* [TASK]:
In the records below, find the lines that include "bits" and copy each.

* [DATA EXCERPTS]:

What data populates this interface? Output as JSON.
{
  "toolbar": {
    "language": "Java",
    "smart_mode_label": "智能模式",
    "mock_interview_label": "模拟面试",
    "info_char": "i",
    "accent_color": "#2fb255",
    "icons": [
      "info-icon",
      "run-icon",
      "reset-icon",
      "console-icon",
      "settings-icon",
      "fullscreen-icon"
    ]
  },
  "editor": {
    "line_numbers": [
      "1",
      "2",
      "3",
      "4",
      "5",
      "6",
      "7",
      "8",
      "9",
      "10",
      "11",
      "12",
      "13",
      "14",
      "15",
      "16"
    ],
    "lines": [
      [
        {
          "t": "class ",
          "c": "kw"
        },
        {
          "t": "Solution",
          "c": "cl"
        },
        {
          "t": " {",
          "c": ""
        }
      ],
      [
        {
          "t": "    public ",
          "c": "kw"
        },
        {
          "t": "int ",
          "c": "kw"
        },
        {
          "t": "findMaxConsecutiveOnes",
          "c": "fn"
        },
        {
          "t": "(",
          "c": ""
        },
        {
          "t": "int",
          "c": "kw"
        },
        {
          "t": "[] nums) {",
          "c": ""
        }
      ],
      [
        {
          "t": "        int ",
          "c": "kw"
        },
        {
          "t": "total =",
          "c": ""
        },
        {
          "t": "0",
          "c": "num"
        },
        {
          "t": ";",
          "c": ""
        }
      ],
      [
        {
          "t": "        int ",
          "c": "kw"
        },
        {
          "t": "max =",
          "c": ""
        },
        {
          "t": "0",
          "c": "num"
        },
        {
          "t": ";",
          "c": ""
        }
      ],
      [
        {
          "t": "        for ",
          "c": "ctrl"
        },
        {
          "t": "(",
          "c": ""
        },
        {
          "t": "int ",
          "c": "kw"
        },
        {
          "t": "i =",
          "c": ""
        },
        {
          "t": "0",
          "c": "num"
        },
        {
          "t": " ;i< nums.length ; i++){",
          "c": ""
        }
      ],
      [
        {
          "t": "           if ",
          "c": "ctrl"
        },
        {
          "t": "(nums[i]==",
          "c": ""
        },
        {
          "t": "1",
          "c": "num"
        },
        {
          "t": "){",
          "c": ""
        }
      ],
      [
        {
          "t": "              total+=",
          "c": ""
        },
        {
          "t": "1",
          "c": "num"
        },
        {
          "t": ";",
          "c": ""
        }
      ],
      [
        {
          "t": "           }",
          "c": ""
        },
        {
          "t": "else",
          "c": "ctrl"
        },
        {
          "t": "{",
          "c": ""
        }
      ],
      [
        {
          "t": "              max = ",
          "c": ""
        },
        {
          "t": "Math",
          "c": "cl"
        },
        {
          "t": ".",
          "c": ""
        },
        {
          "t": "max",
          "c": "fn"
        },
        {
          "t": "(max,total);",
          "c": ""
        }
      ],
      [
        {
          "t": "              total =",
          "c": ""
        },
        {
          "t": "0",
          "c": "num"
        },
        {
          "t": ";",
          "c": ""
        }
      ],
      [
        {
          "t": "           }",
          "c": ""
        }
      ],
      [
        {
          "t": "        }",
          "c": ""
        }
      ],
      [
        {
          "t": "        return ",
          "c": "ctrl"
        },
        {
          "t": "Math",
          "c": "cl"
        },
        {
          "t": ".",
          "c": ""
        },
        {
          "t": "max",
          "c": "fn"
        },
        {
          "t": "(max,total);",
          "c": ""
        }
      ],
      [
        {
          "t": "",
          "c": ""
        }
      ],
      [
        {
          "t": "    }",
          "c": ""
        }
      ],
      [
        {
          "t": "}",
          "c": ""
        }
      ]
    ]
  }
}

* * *

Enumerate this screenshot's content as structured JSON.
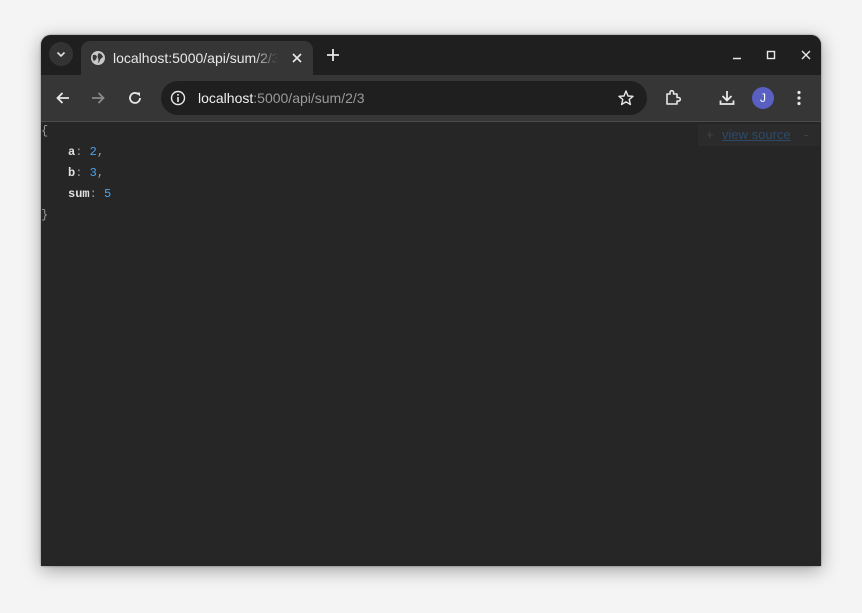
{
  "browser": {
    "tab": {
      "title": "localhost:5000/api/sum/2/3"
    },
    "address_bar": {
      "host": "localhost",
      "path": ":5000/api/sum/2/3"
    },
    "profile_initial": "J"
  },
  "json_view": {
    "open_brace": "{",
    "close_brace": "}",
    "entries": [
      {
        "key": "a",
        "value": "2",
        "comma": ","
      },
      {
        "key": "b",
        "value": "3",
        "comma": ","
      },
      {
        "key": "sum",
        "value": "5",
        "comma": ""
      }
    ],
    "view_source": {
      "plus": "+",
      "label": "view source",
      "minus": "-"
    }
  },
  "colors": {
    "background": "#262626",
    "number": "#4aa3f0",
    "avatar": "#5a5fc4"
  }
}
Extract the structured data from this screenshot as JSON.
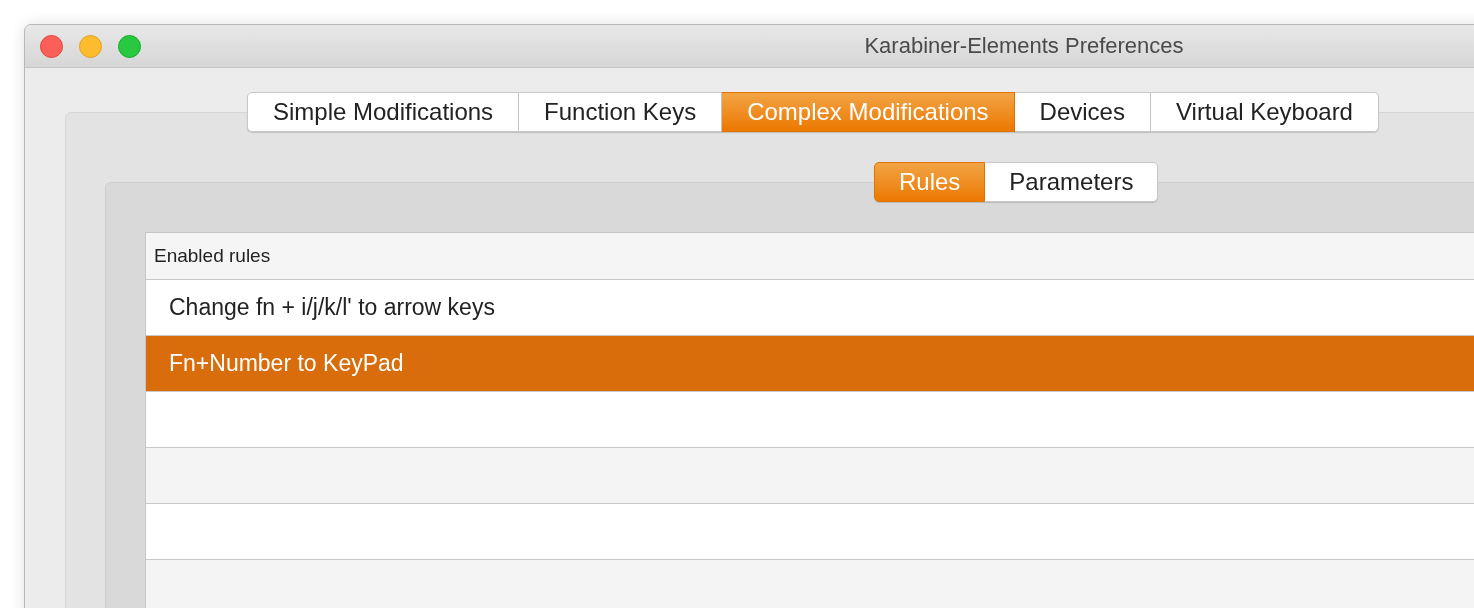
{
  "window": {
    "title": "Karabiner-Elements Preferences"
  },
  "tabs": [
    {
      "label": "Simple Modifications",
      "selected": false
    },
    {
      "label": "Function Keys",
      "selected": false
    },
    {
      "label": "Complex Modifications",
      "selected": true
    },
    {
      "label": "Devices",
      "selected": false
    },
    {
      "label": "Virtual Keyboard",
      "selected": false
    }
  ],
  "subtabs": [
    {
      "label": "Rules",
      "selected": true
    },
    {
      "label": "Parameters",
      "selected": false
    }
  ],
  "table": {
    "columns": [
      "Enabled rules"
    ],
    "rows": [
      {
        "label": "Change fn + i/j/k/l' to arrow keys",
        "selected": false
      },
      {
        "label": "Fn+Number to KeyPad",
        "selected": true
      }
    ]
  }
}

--

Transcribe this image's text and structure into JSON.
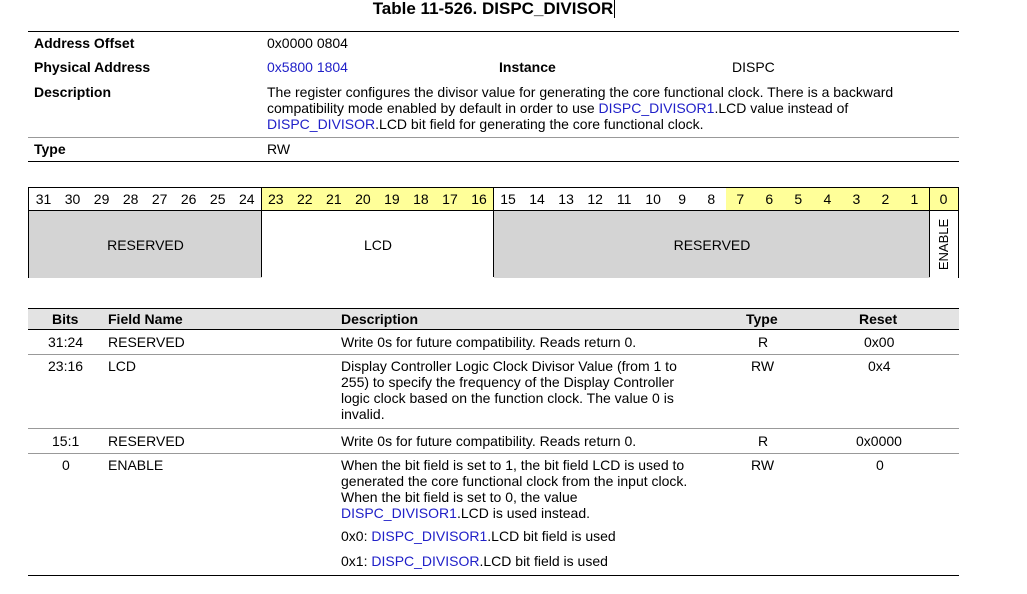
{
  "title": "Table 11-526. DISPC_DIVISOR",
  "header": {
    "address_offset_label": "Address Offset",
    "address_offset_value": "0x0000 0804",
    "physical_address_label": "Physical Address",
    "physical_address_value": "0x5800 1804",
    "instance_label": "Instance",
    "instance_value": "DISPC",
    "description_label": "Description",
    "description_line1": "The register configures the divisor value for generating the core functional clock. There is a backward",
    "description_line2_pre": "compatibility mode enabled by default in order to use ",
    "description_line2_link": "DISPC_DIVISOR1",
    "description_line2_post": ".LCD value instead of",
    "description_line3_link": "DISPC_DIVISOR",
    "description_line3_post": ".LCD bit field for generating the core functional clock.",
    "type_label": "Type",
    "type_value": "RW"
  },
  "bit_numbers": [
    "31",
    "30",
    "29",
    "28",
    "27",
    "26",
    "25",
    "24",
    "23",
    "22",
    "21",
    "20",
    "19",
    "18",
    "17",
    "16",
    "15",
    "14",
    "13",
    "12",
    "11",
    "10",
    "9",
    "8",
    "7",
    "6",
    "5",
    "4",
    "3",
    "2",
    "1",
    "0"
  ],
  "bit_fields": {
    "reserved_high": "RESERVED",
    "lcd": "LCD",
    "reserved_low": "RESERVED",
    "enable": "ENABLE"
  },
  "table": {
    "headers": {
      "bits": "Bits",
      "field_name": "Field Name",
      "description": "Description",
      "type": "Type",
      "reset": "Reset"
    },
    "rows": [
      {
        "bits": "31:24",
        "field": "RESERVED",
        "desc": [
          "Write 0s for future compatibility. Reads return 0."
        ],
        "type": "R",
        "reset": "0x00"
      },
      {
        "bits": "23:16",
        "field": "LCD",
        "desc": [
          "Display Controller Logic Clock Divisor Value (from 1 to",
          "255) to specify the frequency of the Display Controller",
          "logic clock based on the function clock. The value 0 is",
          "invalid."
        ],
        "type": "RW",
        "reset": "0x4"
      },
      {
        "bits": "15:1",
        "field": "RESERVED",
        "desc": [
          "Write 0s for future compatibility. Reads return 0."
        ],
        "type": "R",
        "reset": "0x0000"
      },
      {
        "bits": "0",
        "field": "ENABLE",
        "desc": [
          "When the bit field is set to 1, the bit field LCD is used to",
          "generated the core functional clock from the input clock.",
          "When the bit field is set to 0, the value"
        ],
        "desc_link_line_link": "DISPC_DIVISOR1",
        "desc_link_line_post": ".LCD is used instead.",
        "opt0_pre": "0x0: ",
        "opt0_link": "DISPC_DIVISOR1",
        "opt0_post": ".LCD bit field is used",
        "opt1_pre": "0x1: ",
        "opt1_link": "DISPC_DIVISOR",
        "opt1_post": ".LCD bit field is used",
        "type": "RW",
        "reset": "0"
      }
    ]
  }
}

* [OUTPUT FOR THIS TASK]:
      "bits": "Bits",
        "bits": "31:24",
        "bits": "23:16",
        "bits": "15:1",
        "bits": "0",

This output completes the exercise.